For over 300 years, the Preussische Staatsbibliothek in Berlin held a most remarkable collection of botanical watercolours. They were catalogued as part of the library's illustrated manuscripts, or Libri Picturati. These magnificent works of art, rich in colour and detail, were made in the second half of the 16th century in the southern part of the Low Countries. During World War II, however, they were split among various locations. For three decades, experts feared for the fate of this invaluable collection.
In the 1970s, word was received from the Biblioteka Jagiellonska in Krakow, Poland: the complete set of watercolours had been found among its collections. This important rediscovery sparked the interest of historians, art historians and botanists alike. Together they set out to unravel the many secrets still held by the Libri Picturati 's watercolours. For instance, who had collected them, and why? Were they made as one collection? What happened to them since the death of their first owner? How had they ended up in Berlin, and then in Krakow?
A team of pre-eminent scientists from Poland, Germany, The Netherlands, Spain and Italy worked together on these and other intriguing questions surrounding the collection. They unveiled, among other things, the important role played by the famous Dutch botanist Carolus Clusius, who later founded the University of Leiden 's Botanical Gardens.
The European experts now present their findings in Drawn After nature. This book contains accessible and informative chapters on the collection's history, but most importantly: it brings together all of the original 1429 watercolours and sketches, for the first time in one volume, accompanied by their original annotations.
Drawn after nature thus presents a vivid and complete picture of this unique historical collection.
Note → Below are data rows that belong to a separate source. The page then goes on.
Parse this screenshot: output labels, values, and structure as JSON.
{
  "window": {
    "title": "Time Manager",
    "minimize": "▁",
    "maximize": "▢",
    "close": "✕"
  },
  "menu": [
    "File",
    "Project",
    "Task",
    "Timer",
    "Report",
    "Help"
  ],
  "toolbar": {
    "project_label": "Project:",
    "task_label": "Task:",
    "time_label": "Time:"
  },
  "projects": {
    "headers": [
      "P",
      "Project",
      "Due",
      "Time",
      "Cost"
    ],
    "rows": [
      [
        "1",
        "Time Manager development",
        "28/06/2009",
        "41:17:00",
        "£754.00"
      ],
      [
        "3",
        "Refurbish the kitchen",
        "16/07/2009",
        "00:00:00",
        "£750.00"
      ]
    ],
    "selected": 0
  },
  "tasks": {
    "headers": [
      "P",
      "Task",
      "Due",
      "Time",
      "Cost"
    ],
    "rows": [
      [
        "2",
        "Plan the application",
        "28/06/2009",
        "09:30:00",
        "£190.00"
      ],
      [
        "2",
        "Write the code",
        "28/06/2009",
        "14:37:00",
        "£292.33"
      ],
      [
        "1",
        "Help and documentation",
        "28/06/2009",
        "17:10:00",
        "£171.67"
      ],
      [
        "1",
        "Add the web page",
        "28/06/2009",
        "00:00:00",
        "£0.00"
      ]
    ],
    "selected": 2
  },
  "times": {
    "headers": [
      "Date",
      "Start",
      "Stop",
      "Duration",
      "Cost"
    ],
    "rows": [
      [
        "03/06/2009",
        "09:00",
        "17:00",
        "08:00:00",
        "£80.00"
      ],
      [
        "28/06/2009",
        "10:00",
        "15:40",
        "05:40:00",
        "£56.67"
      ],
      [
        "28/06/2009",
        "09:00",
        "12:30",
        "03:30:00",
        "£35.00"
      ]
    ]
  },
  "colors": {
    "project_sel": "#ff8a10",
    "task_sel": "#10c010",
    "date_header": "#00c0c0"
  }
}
Botanists, art lovers, historians as well as the general public will enjoy this publication of the watercolours, their annotations and their history, but above all their supreme beauty and display of craftsmanship.